FIRST

EVER

CELEBRATING

INVENTIONS

IN MEDIA,TECHNOLOGY,

MARKETING & ADVERTISING

MEET THE JURY

JURY CHAIR

LORI SENECAL

Chairman & CEO, kbs+

DIGITAL

WINSTON BINCH

Partner & Chief Digital Officer, Deutsch LA

SUNG CHANG

Group Creative

Director, AKQA

DARREN MCCOLL

Global Chief Strategy Officer, SapientNitro

ERIKA NARDINI

Chief Marketing Officer, Aol Advertising

MARKETING &

ADVERTISING

CINDY GALLOP

Founder & CEO, IfWeRanTheWorld/ MakeLoveNotPorn

MATT JARVIS

Partner & Chief Strategy Officer, 72andSunny

KATHY LEAKE

Co-Founder & CEO, LocalResponse

CLARK SCHEFFY

Associate Partner, IDEO

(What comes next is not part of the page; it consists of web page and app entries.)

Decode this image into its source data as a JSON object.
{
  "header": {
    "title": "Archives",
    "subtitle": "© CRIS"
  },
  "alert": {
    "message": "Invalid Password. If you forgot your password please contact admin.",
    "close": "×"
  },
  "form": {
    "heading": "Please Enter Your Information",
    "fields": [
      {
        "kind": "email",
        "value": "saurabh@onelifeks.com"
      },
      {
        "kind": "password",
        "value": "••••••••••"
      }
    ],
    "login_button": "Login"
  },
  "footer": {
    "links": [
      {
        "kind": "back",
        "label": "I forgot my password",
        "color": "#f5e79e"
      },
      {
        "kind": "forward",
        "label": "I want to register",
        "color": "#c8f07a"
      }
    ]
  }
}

MEDIA

ALAN COHEN

Co-Founder,

Giant Spoon

ANDREW ESSEX

Co-Founder & Vice Chairman, Droga5

ARI LEWINE

Co-Founder & Chief Strategy Officer, TripleLift

KEVIN SLAVIN

Assistant Professor of Media Arts & Sciences, MIT Media Lab

DONNA SPECIALE

President, Turner Entertainment & Young Adults Ad Sales

BEST PRACTICES

GAIL HEIMANN

President, Weber

Shandwick

SCOTT HESS

SVP, Human Intelligence, Spark SMG

MARLA E.

KAPLOWITZ

CEO, North America, MEC Global

LAURA NELSON

SVP, Global Watch Marketing & Communications, Nielsen

STUDENT

THE ISAAC+ AWARD IN PARTNERSHIP WITH KBS+

JONAH BLOOM

Chief Strategy Officer, kbs+; Co-Founder, kbs+ Content Labs

ED BROJERDI

President & Co-Chief Creative Officer, kbs+

JOSHUA ENGROFF

Chief Digital Media Officer, The Media Kitchen; Managing Partner, kbs+ Ventures

MATT POWELL

Chief Information

Officer, kbs+

ENTRIES

NOW

OPEN

ISAACAWARDS.COM